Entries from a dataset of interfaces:
=== Section Start ===
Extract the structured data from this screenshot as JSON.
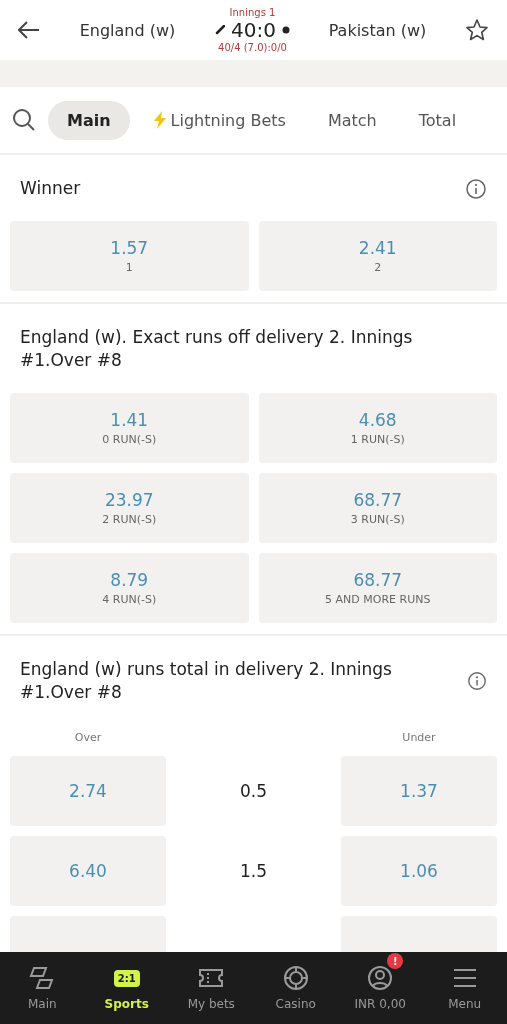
{
  "header": {
    "innings": "Innings 1",
    "home": "England (w)",
    "away": "Pakistan (w)",
    "score": "40:0",
    "detail": "40/4 (7.0):0/0",
    "favorite": false
  },
  "tabs": [
    {
      "label": "Main",
      "selected": true,
      "kind": "plain"
    },
    {
      "label": "Lightning Bets",
      "selected": false,
      "kind": "lightning"
    },
    {
      "label": "Match",
      "selected": false,
      "kind": "plain"
    },
    {
      "label": "Total",
      "selected": false,
      "kind": "plain"
    }
  ],
  "markets": [
    {
      "kind": "grid",
      "title": "Winner",
      "info": true,
      "odds": [
        {
          "value": "1.57",
          "label": "1"
        },
        {
          "value": "2.41",
          "label": "2"
        }
      ]
    },
    {
      "kind": "grid",
      "title": "England (w). Exact runs off delivery 2. Innings #1.Over #8",
      "info": false,
      "odds": [
        {
          "value": "1.41",
          "label": "0 RUN(-S)"
        },
        {
          "value": "4.68",
          "label": "1 RUN(-S)"
        },
        {
          "value": "23.97",
          "label": "2 RUN(-S)"
        },
        {
          "value": "68.77",
          "label": "3 RUN(-S)"
        },
        {
          "value": "8.79",
          "label": "4 RUN(-S)"
        },
        {
          "value": "68.77",
          "label": "5 AND MORE RUNS"
        }
      ]
    },
    {
      "kind": "total",
      "title": "England (w) runs total in delivery 2. Innings #1.Over #8",
      "info": true,
      "over_label": "Over",
      "under_label": "Under",
      "rows": [
        {
          "kind": "full",
          "over": "2.74",
          "line": "0.5",
          "under": "1.37"
        },
        {
          "kind": "full",
          "over": "6.40",
          "line": "1.5",
          "under": "1.06"
        },
        {
          "kind": "cut"
        }
      ]
    }
  ],
  "nav": [
    {
      "label": "Main",
      "selected": false,
      "kind": "main"
    },
    {
      "label": "Sports",
      "selected": true,
      "kind": "sports",
      "badge": "2:1"
    },
    {
      "label": "My bets",
      "selected": false,
      "kind": "ticket"
    },
    {
      "label": "Casino",
      "selected": false,
      "kind": "casino"
    },
    {
      "label": "INR 0,00",
      "selected": false,
      "kind": "account",
      "alert": "!"
    },
    {
      "label": "Menu",
      "selected": false,
      "kind": "menu"
    }
  ]
}
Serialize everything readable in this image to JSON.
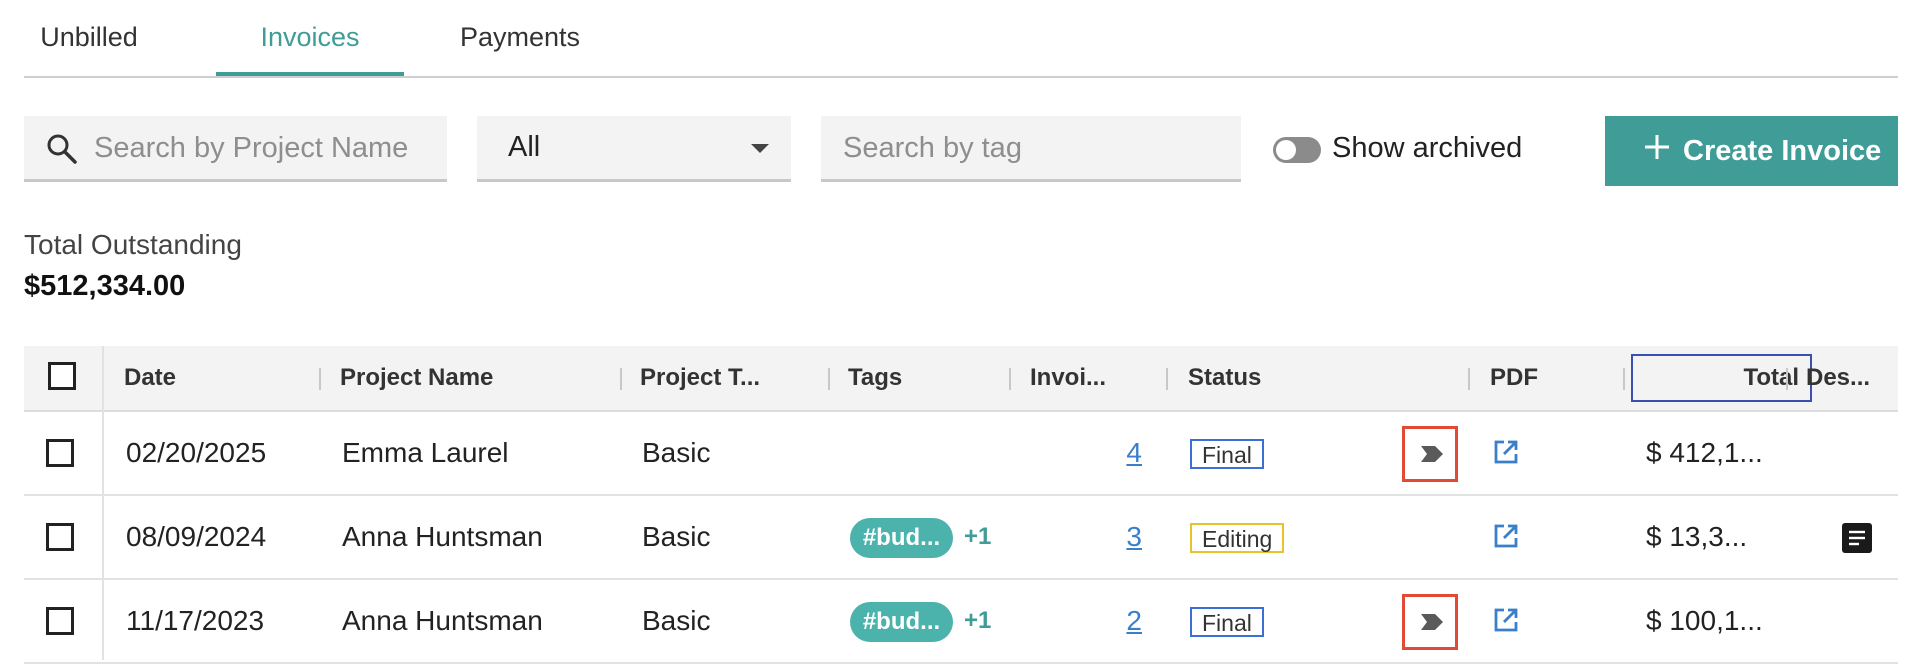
{
  "tabs": [
    {
      "label": "Unbilled",
      "active": false
    },
    {
      "label": "Invoices",
      "active": true
    },
    {
      "label": "Payments",
      "active": false
    }
  ],
  "toolbar": {
    "project_search_placeholder": "Search by Project Name",
    "filter_value": "All",
    "tag_search_placeholder": "Search by tag",
    "show_archived_label": "Show archived",
    "show_archived_on": false,
    "create_label": "Create Invoice"
  },
  "summary": {
    "label": "Total Outstanding",
    "value": "$512,334.00"
  },
  "table": {
    "headers": {
      "date": "Date",
      "project_name": "Project Name",
      "project_type": "Project T...",
      "tags": "Tags",
      "invoice": "Invoi...",
      "status": "Status",
      "pdf": "PDF",
      "total": "Total",
      "description": "Des..."
    },
    "rows": [
      {
        "date": "02/20/2025",
        "project_name": "Emma Laurel",
        "project_type": "Basic",
        "tag": "",
        "tag_more": "",
        "invoice": "4",
        "status": "Final",
        "total": "$ 412,1...",
        "has_send": true,
        "has_note": false
      },
      {
        "date": "08/09/2024",
        "project_name": "Anna Huntsman",
        "project_type": "Basic",
        "tag": "#bud...",
        "tag_more": "+1",
        "invoice": "3",
        "status": "Editing",
        "total": "$ 13,3...",
        "has_send": false,
        "has_note": true
      },
      {
        "date": "11/17/2023",
        "project_name": "Anna Huntsman",
        "project_type": "Basic",
        "tag": "#bud...",
        "tag_more": "+1",
        "invoice": "2",
        "status": "Final",
        "total": "$ 100,1...",
        "has_send": true,
        "has_note": false
      }
    ]
  },
  "colors": {
    "accent": "#3f9c97",
    "tag_bg": "#4bb2ac",
    "link": "#3a7fc9",
    "final_border": "#3b6fd4",
    "editing_border": "#e8c42a",
    "send_highlight": "#e34a35"
  },
  "icons": {
    "search": "search-icon",
    "dropdown": "caret-down-icon",
    "create": "plus-icon",
    "send": "send-icon",
    "pdf": "open-external-icon",
    "description": "note-icon"
  }
}
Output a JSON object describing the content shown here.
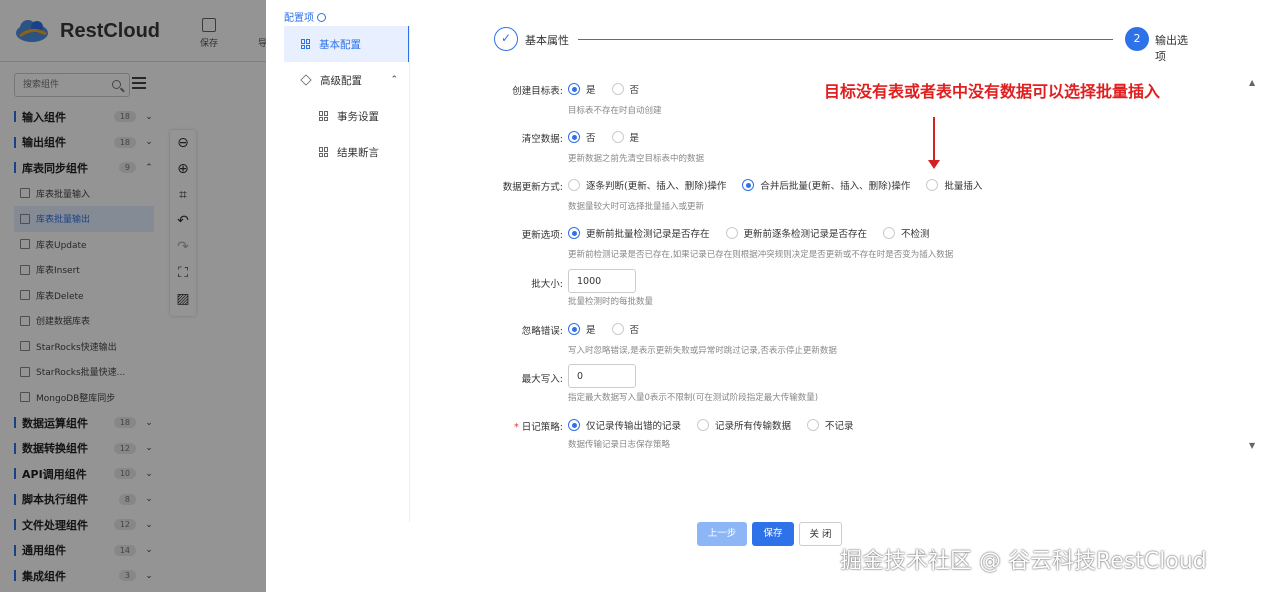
{
  "app": {
    "logo_text": "RestCloud",
    "toolbar": {
      "save_label": "保存",
      "more_label": "导"
    },
    "search": {
      "placeholder": "搜索组件",
      "value": ""
    },
    "nav": [
      {
        "label": "输入组件",
        "count": "18",
        "expanded": false
      },
      {
        "label": "输出组件",
        "count": "18",
        "expanded": false
      },
      {
        "label": "库表同步组件",
        "count": "9",
        "expanded": true,
        "items": [
          {
            "label": "库表批量输入",
            "active": false
          },
          {
            "label": "库表批量输出",
            "active": true
          },
          {
            "label": "库表Update",
            "active": false
          },
          {
            "label": "库表Insert",
            "active": false
          },
          {
            "label": "库表Delete",
            "active": false
          },
          {
            "label": "创建数据库表",
            "active": false
          },
          {
            "label": "StarRocks快速输出",
            "active": false
          },
          {
            "label": "StarRocks批量快速...",
            "active": false
          },
          {
            "label": "MongoDB整库同步",
            "active": false
          }
        ]
      },
      {
        "label": "数据运算组件",
        "count": "18",
        "expanded": false
      },
      {
        "label": "数据转换组件",
        "count": "12",
        "expanded": false
      },
      {
        "label": "API调用组件",
        "count": "10",
        "expanded": false
      },
      {
        "label": "脚本执行组件",
        "count": "8",
        "expanded": false
      },
      {
        "label": "文件处理组件",
        "count": "12",
        "expanded": false
      },
      {
        "label": "通用组件",
        "count": "14",
        "expanded": false
      },
      {
        "label": "集成组件",
        "count": "3",
        "expanded": false
      }
    ],
    "canvas_tools": [
      "zoom-out-icon",
      "zoom-in-icon",
      "fit-icon",
      "undo-icon",
      "redo-icon",
      "fullscreen-icon",
      "grid-icon"
    ]
  },
  "drawer": {
    "config_title": "配置项",
    "menu": {
      "basic": "基本配置",
      "advanced": "高级配置",
      "transaction": "事务设置",
      "assertion": "结果断言"
    },
    "steps": [
      {
        "label": "基本属性",
        "state": "done"
      },
      {
        "label": "输出选项",
        "number": "2",
        "state": "active"
      }
    ],
    "form": {
      "create_table": {
        "label": "创建目标表:",
        "options": [
          "是",
          "否"
        ],
        "selected": 0,
        "help": "目标表不存在时自动创建"
      },
      "clear_data": {
        "label": "清空数据:",
        "options": [
          "否",
          "是"
        ],
        "selected": 0,
        "help": "更新数据之前先清空目标表中的数据"
      },
      "update_mode": {
        "label": "数据更新方式:",
        "options": [
          "逐条判断(更新、插入、删除)操作",
          "合并后批量(更新、插入、删除)操作",
          "批量插入"
        ],
        "selected": 1,
        "help": "数据量较大时可选择批量插入或更新"
      },
      "update_option": {
        "label": "更新选项:",
        "options": [
          "更新前批量检测记录是否存在",
          "更新前逐条检测记录是否存在",
          "不检测"
        ],
        "selected": 0,
        "help": "更新前检测记录是否已存在,如果记录已存在则根据冲突规则决定是否更新或不存在时是否变为插入数据"
      },
      "batch_size": {
        "label": "批大小:",
        "value": "1000",
        "help": "批量检测时的每批数量"
      },
      "ignore_error": {
        "label": "忽略错误:",
        "options": [
          "是",
          "否"
        ],
        "selected": 0,
        "help": "写入时忽略错误,是表示更新失败或异常时跳过记录,否表示停止更新数据"
      },
      "max_write": {
        "label": "最大写入:",
        "value": "0",
        "help": "指定最大数据写入量0表示不限制(可在测试阶段指定最大传输数量)"
      },
      "log_policy": {
        "label": "日记策略:",
        "required": true,
        "options": [
          "仅记录传输出错的记录",
          "记录所有传输数据",
          "不记录"
        ],
        "selected": 0,
        "help": "数据传输记录日志保存策略"
      }
    },
    "buttons": {
      "prev": "上一步",
      "save": "保存",
      "close": "关 闭"
    }
  },
  "annotation": "目标没有表或者表中没有数据可以选择批量插入",
  "watermark": "掘金技术社区 @ 谷云科技RestCloud",
  "colors": {
    "primary": "#2d72e8",
    "annotation": "#e02020",
    "overlay": "rgba(0,0,0,0.42)"
  }
}
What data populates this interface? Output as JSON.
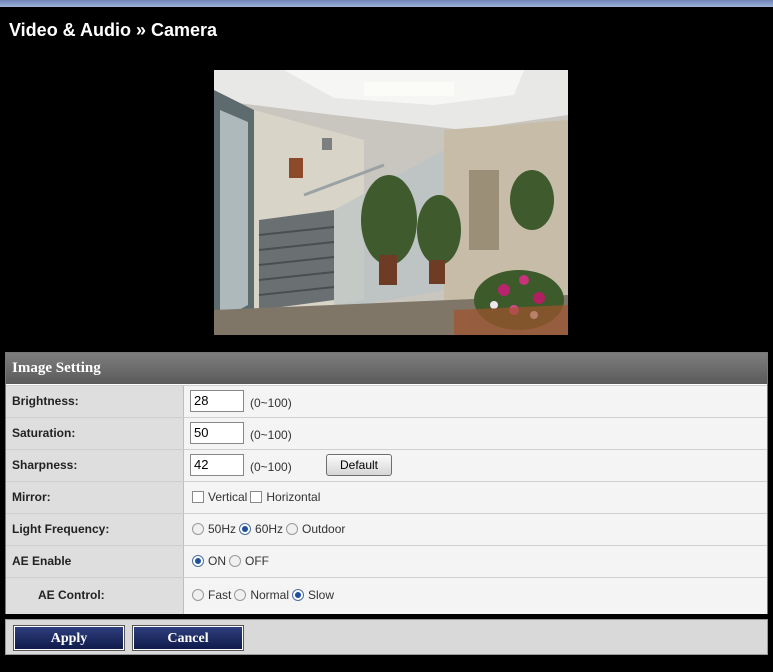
{
  "page": {
    "title": "Video & Audio » Camera"
  },
  "image_setting": {
    "header": "Image Setting",
    "brightness": {
      "label": "Brightness:",
      "value": "28",
      "range": "(0~100)"
    },
    "saturation": {
      "label": "Saturation:",
      "value": "50",
      "range": "(0~100)"
    },
    "sharpness": {
      "label": "Sharpness:",
      "value": "42",
      "range": "(0~100)",
      "default_button": "Default"
    },
    "mirror": {
      "label": "Mirror:",
      "options": [
        "Vertical",
        "Horizontal"
      ],
      "checked": []
    },
    "light_frequency": {
      "label": "Light Frequency:",
      "options": [
        "50Hz",
        "60Hz",
        "Outdoor"
      ],
      "selected": "60Hz"
    },
    "ae_enable": {
      "label": "AE Enable",
      "options": [
        "ON",
        "OFF"
      ],
      "selected": "ON"
    },
    "ae_control": {
      "label": "AE Control:",
      "options": [
        "Fast",
        "Normal",
        "Slow"
      ],
      "selected": "Slow"
    }
  },
  "footer": {
    "apply_label": "Apply",
    "cancel_label": "Cancel"
  },
  "colors": {
    "background": "#000000",
    "panel_header": "#666666",
    "button": "#1c2a63"
  },
  "icons": {
    "checkbox": "checkbox-icon",
    "radio": "radio-icon"
  }
}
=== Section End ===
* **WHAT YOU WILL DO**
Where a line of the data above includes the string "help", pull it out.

* **TASK ANSWER**
        "help": "目标表不存在时自动创建"
        "help": "更新数据之前先清空目标表中的数据"
        "help": "数据量较大时可选择批量插入或更新"
        "help": "更新前检测记录是否已存在,如果记录已存在则根据冲突规则决定是否更新或不存在时是否变为插入数据"
        "help": "批量检测时的每批数量"
        "help": "写入时忽略错误,是表示更新失败或异常时跳过记录,否表示停止更新数据"
        "help": "指定最大数据写入量0表示不限制(可在测试阶段指定最大传输数量)"
        "help": "数据传输记录日志保存策略"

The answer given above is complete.